3) From 2007 to date, the Food and Drug Administration (FDA) has received more than 2200 reports of sickness in dogs, including approximately 360 deaths. Although a single brand is not to blame, almost all reports are associated with products that are made in China.

4) Symptoms of illness include: vomiting, diarrhea, and lethargy. Increased water consumption and increased urination are also noted in many cases.
5) Despite many warnings to the public, the treats are still available for sale and pet owners are often unaware of the dangers.

6) These treats are still on store shelves because, despite rigorous testing, a contaminant has not been found. FDA labs have ruled out bacteria, molds, heavy metals and even adulterated ingredients as the problem. Without knowing what is causing the sicknesses, the FDA cannot compel the manufacturers to recall the products.

7) Pet owners are becoming more and more vocal through social media about their concerns. Additionally, several lawsuits have been filed and the US Congress has expressed their interest in finding a resolution to this matter.

8) As with any illness, if your pet is experiencing vomiting or diarrhea, please contact your family veterinarian for advice and treatment. They are your best source for factual information and are well-equipped to help make sure that your dog will receive the highest level of medical care.

9) An unfortunate fact in all of this is that many of the reports sent to the FDA are from people who have never taken their pet to the veterinarian. This is not only potentially disastrous for the dog, but also makes it difficult to truly pinpoint the problems.

10) The bottom line is that you should avoid using these treats for your pets. Try substituting carrots, green beans or even pieces of kibble from their normal diet.
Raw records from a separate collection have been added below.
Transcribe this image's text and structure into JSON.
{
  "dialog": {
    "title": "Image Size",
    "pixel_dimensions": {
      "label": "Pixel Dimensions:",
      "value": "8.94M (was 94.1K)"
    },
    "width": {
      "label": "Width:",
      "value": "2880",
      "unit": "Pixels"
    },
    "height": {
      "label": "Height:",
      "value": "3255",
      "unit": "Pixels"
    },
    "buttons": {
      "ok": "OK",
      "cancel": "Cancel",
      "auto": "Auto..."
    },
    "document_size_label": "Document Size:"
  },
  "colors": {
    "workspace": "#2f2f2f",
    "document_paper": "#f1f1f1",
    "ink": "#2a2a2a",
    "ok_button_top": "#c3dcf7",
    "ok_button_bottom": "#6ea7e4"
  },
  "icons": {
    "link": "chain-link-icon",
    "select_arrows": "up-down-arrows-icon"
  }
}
You can also find recipes for making your own jerky treats online.

11) In addition, veterinarians and pet owners should report any suspect cases to

12) For up to date and accurate pet health information, visit the Veterinary News Network ( and VetNewsOnline ( on Facebook.

Dr. Roger Welton is the President and chief veterinarian at Maybeck Animal Hospital in West Melbourne Florida, as well as CEO of the veterinary advice and health management website